* **Your objective**
Return, from the listing that follows, each line containing the word "apps".

* **Data provided**

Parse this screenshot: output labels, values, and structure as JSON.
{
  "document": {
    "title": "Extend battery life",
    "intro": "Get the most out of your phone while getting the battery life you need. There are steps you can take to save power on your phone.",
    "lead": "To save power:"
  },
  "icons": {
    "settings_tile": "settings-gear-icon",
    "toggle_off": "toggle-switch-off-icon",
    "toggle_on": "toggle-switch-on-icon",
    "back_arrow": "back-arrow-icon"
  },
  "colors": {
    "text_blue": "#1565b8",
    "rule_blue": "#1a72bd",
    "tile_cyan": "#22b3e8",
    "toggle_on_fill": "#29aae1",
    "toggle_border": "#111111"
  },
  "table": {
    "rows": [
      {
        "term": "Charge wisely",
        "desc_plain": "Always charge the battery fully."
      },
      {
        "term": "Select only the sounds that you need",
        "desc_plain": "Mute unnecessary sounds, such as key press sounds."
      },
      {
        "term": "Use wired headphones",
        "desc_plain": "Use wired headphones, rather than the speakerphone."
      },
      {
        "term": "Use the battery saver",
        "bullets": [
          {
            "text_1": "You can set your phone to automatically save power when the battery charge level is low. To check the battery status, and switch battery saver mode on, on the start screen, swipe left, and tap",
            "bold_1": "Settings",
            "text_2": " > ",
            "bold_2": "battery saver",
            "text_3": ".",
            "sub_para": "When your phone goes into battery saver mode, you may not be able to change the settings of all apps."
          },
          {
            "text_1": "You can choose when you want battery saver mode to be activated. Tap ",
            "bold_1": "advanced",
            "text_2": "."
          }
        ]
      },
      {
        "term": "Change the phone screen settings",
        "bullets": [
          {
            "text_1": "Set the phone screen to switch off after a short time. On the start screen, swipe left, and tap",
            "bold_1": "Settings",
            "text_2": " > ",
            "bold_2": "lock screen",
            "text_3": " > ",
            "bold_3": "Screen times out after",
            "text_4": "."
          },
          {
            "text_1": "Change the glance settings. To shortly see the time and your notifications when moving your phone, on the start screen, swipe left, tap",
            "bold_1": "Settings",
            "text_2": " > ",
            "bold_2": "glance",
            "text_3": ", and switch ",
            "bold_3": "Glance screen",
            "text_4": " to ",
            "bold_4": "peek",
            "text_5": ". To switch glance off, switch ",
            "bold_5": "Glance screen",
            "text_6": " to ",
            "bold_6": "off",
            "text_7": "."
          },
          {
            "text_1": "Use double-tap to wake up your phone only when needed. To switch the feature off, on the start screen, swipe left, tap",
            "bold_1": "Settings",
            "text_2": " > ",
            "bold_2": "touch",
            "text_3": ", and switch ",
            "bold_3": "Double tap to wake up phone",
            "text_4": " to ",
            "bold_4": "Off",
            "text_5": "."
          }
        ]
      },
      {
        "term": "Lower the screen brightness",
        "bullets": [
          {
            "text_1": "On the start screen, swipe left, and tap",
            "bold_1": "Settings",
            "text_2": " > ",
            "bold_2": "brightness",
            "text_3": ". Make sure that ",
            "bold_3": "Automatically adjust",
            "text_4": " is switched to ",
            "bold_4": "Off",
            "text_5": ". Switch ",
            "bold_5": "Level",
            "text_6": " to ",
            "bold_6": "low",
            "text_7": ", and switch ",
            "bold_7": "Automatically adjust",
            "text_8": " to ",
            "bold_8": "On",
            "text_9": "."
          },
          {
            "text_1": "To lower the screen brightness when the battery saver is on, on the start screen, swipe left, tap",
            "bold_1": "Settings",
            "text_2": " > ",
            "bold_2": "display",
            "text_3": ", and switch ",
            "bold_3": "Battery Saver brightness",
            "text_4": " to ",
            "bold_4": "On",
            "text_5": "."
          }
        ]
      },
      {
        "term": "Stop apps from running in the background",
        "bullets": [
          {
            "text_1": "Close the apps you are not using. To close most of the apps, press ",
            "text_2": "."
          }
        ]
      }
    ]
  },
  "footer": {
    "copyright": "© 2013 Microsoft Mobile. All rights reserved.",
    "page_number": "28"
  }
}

* **Response to this task**
            "sub_para": "When your phone goes into battery saver mode, you may not be able to change the settings of all apps."
        "term": "Stop apps from running in the background",
            "text_1": "Close the apps you are not using. To close most of the apps, press ",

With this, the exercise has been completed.